Updated: Hearing Society Pleased With Enhanced 911 Service

Business Tuesday, February, 18, 2014

Halton Regional Police Service and other partners are working on enhancing 911 emergency service for the deaf and hard of hearing in the region.

Working with Police on the project are Halton Hills, Milton, Oakville and Burlington Fire Departments and Halton Regional Paramedic Services, Progress is being made toward enhancing 911 service in the region to include a text with 911? feature for people who are deaf or hard of hearing.

We are pleased to learn about the progress being made in Halton because the Canadian Hearing Society has been advocating for Text 911 services across Canada for years, said Chris Kenopic of Georgetown, CEO and President of the Canadian Hearing Society. This has been a long time in coming and while this services is not yet in place the lives of people who are Deaf or hard of hearing are at risk because they cant call 911 directly with the current technology.

Halton Police is the 911 public service answering point for emergency service. Once properly registered with their wireless service provider, members of that community will be able to connect with 911 through text messaging.

In todays 911 environment, the public can primarily make only emergency voice calls and Teletype calls (by deaf or hearing impaired persons) to the 911 centre. Only minimal caller data is delivered with these calls, such as the phone number of the device calling, and any address associated to that phone number. In some cases, the GPS coordinates of a wireless 911 telephone call can also be determined by the 911 call centre.

Lets say Im on the road or Im out and not in my house, explained Kenopic. Im hoping theres a hearing person whos near me to be able to make that call on my behalf. I dont have it accessible to me to directly call them. With these new changes to Text 911, anyone who is deaf, hard of hearing or has speech challenges will be able to access the services themselves and call 911 directly in case of an emergency.

Improving access to the deaf and hard of hearing is part of a much larger national effort to enhance 911 access to all citizens using a new technology that enables the public to transmit text, images, video and data to the 911 center. The decision to start with the hearing-or speech-impaired Canadians was made by the Canadian Radio-television and Telecommunications Commission (CRTC) and supported by a CRTC report that identified significant access limitations to 911 services for this community.

Next Generation 911 (NG911) NG911 is a technology that will enhance our 911 service capability by allowing people to send a variety of digital information to emergency services in a real-time environment.

Once implemented, NG911 will provide the foundation for public emergency communications services to operate in a wireless mobile society. Once fully implemented, the enhancements may include:
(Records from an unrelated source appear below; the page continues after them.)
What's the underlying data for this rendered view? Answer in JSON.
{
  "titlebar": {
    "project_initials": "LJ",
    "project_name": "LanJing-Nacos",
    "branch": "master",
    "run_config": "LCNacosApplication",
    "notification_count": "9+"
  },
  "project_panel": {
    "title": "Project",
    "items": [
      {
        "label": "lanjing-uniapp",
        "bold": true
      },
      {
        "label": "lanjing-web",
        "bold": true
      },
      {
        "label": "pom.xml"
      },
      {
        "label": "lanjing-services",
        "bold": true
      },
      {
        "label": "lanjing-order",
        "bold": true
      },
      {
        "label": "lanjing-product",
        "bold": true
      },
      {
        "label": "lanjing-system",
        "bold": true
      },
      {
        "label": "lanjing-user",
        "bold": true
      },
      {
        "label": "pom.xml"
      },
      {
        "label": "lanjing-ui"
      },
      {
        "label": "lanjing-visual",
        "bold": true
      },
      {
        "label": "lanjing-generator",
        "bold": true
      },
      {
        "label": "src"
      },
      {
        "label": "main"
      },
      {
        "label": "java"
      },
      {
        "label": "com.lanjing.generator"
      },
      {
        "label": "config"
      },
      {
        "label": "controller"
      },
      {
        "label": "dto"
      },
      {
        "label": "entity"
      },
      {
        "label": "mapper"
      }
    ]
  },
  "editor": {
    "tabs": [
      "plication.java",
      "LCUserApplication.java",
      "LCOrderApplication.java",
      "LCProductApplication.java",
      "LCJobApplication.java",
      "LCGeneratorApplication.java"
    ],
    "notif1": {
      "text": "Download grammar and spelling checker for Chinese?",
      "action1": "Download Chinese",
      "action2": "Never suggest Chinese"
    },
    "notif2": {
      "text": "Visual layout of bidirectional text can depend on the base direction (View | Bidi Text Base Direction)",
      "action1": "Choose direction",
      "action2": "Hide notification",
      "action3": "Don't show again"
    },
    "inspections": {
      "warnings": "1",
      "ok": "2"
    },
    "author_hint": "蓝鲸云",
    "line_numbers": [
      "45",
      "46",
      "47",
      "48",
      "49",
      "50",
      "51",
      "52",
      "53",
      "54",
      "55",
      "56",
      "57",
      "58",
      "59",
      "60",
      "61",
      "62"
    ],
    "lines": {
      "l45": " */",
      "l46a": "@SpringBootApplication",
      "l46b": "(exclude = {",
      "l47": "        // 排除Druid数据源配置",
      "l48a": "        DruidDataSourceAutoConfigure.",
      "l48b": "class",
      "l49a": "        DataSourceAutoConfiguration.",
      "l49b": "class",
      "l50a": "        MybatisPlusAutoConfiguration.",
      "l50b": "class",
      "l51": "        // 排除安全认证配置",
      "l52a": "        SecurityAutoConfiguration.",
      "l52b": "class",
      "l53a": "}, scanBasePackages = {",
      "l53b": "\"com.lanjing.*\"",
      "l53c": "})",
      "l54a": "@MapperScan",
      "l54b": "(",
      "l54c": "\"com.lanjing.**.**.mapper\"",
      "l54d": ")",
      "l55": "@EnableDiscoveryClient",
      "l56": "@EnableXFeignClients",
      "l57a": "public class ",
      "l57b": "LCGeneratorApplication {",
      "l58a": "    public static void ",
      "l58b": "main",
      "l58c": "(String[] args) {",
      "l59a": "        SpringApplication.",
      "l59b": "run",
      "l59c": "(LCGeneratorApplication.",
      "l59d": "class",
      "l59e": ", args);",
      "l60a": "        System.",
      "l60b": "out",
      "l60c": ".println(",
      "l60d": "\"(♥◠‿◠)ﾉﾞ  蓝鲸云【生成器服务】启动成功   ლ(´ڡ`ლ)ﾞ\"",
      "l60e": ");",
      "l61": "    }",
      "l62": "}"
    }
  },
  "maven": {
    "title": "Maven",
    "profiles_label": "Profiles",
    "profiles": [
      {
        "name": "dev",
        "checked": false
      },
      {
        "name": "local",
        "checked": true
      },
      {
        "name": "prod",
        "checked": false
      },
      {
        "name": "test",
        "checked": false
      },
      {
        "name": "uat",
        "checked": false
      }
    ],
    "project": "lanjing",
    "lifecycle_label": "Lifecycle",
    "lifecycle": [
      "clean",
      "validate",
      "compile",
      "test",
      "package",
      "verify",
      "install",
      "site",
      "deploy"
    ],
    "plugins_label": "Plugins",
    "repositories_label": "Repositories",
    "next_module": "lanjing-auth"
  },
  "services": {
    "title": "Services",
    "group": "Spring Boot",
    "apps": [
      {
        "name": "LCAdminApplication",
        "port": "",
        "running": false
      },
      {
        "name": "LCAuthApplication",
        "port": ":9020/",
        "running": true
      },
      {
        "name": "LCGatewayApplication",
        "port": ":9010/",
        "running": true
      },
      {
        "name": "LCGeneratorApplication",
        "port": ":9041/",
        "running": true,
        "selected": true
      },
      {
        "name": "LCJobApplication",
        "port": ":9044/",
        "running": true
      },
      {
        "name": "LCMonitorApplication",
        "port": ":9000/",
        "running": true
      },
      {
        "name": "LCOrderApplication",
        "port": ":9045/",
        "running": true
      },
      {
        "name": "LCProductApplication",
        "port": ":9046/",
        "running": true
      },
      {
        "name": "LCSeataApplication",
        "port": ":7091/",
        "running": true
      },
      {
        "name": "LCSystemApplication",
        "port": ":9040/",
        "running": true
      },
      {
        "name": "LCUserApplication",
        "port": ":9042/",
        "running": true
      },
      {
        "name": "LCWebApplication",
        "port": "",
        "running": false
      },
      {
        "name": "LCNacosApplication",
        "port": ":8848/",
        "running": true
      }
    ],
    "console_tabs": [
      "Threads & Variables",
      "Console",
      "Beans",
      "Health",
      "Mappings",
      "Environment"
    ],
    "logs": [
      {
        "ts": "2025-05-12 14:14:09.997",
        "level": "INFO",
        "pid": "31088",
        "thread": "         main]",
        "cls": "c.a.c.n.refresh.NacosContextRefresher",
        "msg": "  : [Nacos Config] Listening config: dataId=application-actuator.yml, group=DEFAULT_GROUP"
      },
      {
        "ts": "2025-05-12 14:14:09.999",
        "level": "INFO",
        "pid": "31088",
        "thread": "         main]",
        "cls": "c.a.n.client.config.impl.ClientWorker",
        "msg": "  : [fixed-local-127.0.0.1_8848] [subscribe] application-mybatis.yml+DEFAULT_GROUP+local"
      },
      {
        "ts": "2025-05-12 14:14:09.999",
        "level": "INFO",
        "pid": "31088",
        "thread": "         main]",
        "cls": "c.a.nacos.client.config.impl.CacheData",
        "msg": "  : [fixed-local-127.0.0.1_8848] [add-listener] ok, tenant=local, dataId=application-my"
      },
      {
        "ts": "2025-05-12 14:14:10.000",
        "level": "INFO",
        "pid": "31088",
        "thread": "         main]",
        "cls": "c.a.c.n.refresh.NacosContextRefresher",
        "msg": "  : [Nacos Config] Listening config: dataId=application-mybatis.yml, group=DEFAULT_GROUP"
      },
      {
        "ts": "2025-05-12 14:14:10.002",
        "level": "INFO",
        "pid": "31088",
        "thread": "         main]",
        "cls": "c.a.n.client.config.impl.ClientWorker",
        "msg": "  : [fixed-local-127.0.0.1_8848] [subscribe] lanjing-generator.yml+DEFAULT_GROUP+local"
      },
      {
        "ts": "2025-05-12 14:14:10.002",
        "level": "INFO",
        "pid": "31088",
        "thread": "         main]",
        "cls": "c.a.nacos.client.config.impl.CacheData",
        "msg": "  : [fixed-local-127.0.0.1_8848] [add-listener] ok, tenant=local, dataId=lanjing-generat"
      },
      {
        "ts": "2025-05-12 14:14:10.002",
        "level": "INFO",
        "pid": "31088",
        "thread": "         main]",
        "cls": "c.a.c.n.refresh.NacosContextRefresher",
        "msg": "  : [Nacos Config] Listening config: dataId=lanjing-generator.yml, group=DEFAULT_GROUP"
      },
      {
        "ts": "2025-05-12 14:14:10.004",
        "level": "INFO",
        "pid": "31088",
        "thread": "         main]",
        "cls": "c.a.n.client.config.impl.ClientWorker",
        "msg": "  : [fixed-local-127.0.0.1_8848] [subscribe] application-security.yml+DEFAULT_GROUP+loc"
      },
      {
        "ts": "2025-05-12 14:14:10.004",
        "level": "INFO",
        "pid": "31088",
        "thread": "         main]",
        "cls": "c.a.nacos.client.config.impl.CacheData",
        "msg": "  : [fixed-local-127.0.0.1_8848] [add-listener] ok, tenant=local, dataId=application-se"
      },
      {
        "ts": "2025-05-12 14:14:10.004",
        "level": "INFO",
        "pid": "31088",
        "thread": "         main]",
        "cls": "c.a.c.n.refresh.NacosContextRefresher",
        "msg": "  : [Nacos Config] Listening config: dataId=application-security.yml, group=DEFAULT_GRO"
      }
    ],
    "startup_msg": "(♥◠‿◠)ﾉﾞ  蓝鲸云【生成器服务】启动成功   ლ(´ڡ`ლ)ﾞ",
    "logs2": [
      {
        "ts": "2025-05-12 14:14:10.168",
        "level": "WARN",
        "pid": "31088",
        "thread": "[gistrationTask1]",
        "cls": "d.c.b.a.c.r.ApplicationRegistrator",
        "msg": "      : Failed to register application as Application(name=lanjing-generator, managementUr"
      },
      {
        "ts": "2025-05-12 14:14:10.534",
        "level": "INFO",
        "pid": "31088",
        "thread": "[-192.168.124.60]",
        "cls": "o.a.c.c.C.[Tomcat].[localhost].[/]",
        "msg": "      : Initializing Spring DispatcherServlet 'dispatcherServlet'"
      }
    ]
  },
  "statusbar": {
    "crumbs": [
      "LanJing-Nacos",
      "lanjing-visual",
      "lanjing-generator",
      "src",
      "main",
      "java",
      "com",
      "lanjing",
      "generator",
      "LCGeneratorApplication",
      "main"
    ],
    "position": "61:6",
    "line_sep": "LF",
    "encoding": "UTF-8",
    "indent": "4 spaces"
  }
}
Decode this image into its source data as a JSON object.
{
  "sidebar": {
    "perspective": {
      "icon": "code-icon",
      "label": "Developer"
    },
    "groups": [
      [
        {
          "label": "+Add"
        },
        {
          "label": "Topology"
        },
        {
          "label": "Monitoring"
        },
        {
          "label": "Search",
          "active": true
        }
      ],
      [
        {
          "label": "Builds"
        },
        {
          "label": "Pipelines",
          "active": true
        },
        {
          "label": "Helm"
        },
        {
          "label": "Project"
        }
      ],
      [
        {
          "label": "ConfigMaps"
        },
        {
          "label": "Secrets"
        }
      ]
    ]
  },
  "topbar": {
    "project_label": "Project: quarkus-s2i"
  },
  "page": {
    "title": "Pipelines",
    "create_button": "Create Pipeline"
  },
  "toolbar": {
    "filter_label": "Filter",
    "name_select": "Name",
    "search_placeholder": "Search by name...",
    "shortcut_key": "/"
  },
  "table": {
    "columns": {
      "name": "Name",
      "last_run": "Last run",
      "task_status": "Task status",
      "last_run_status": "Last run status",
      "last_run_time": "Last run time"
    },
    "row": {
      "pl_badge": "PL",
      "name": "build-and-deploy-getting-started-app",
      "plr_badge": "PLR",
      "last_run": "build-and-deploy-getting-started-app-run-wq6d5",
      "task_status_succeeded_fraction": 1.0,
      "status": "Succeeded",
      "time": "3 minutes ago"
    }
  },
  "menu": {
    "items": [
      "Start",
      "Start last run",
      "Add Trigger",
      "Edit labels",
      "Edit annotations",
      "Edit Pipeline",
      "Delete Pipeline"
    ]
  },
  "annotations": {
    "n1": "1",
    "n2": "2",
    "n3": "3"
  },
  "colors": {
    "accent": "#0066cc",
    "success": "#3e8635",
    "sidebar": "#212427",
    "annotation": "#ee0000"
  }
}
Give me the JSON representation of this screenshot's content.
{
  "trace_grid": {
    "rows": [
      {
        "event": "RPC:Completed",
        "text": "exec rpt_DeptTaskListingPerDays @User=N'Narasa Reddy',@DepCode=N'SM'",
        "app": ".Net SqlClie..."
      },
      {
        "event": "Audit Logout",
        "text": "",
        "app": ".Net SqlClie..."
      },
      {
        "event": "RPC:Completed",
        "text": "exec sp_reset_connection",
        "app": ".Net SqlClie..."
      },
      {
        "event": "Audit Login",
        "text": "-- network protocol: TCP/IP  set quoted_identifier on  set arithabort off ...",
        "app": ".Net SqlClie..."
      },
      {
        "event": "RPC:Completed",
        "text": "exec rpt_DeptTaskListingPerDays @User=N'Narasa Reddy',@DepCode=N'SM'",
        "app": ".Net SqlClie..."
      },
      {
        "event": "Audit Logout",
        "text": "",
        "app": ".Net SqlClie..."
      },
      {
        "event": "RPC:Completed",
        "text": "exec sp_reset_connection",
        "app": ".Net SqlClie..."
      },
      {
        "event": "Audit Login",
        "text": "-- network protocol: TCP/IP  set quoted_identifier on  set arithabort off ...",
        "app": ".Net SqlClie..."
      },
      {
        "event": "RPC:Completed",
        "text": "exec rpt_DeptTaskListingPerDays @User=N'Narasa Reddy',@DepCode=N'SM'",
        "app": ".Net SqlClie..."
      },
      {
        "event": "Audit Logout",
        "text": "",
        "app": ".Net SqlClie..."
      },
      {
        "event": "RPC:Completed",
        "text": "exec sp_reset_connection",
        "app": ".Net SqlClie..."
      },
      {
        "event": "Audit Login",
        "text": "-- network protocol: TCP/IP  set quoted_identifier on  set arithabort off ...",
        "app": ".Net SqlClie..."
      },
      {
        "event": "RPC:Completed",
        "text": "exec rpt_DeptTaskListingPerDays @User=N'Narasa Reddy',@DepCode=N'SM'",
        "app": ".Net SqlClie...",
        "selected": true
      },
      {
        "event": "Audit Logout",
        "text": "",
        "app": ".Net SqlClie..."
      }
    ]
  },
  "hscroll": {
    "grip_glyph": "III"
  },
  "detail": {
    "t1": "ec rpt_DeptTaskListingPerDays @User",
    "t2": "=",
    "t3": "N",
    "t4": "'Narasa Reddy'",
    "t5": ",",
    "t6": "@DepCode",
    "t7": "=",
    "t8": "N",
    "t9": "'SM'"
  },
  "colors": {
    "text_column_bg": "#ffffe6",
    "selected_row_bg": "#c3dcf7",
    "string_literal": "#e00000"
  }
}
An expanded ability for the public to make voice, text, or video emergency calls from any communication device.
The ability to receive data from personal safety devices, advanced automatic collision notification systems, medical alert systems, intrusions alarms, surveillance systems and other sensors of various types.
The ability for individuals to send video clips of a crime in progress, motor vehicle collision, fire, or other public safety hazard to emergency services.
The ability for 911 centres to issue emergency alerts to wireless devices in an area via voice or text message, and to highway alert systems.

The implementation of NG911 requires a carefully coordinated effort with emergency service agencies across the country, phone service providers in each province and various levels of government. The new infrastructure will need to support national inter networking of 911 services, as well as transfer of emergency calls to other 911 centres -including any accompanying data. The transition plan and end state of NG911 has yet to be completely specified.

The Halton Regional Police Service is committed to working with all stakeholders and partners to make NG911 a reality.

More information on this service can be found on the Canadian Wireless Telecommunication Association website at: http://textwith911.ca/. More information on the CRTC decision can be found at: http://crtc.gc.ca/eng/archive/2013/2013-22.htm
Reproduced from http://www.theifp.ca/news/updated-hearing-society-pleased-with-enhanced-911-service/